Problem description ▸ Using the data below, tally the lines that include the string "knew". Only the number is wanted.

Exercise data ▸
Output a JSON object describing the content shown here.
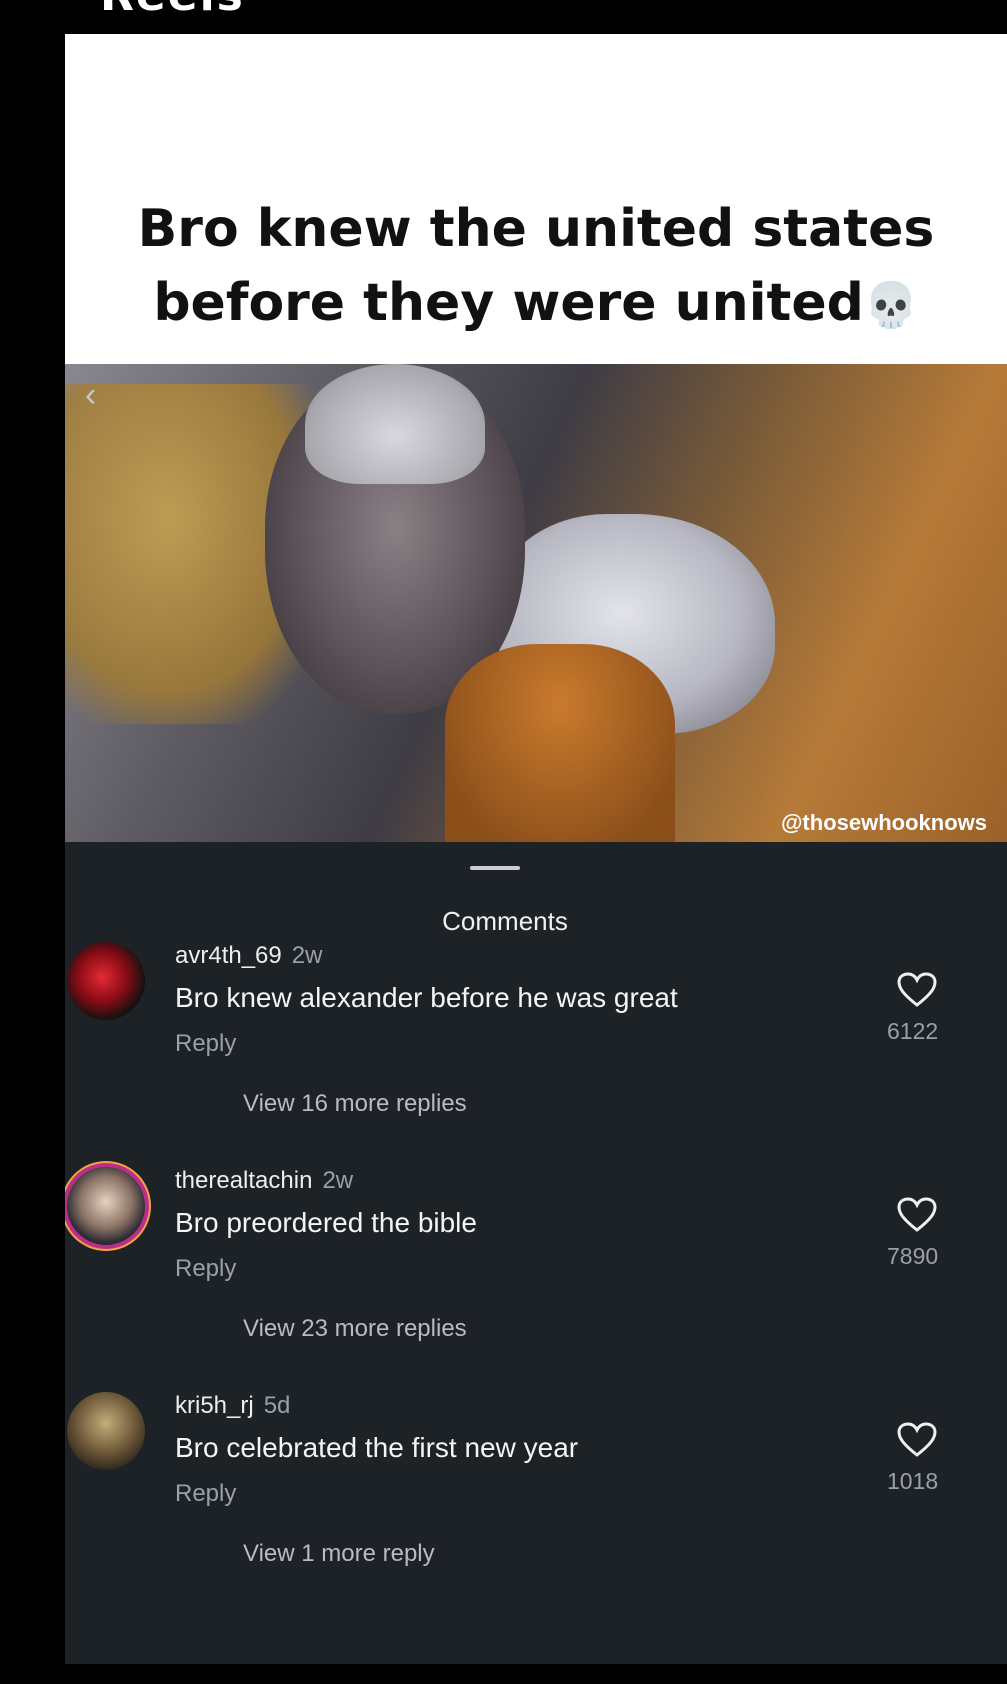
{
  "header": {
    "title": "Reels"
  },
  "post": {
    "caption": "Bro knew the united states before they were united",
    "caption_emoji": "💀",
    "watermark": "@thosewhooknows",
    "back_icon": "chevron-left-icon"
  },
  "comments_sheet": {
    "title": "Comments",
    "comments": [
      {
        "username": "avr4th_69",
        "time": "2w",
        "text": "Bro knew alexander before he was great",
        "reply_label": "Reply",
        "view_replies": "View 16 more replies",
        "likes": "6122"
      },
      {
        "username": "therealtachin",
        "time": "2w",
        "text": "Bro preordered the bible",
        "reply_label": "Reply",
        "view_replies": "View 23 more replies",
        "likes": "7890"
      },
      {
        "username": "kri5h_rj",
        "time": "5d",
        "text": "Bro celebrated the first new year",
        "reply_label": "Reply",
        "view_replies": "View 1 more reply",
        "likes": "1018"
      }
    ]
  },
  "colors": {
    "sheet_bg": "#1d2227",
    "secondary_text": "#9aa0a6"
  }
}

Exercise output ▸ 2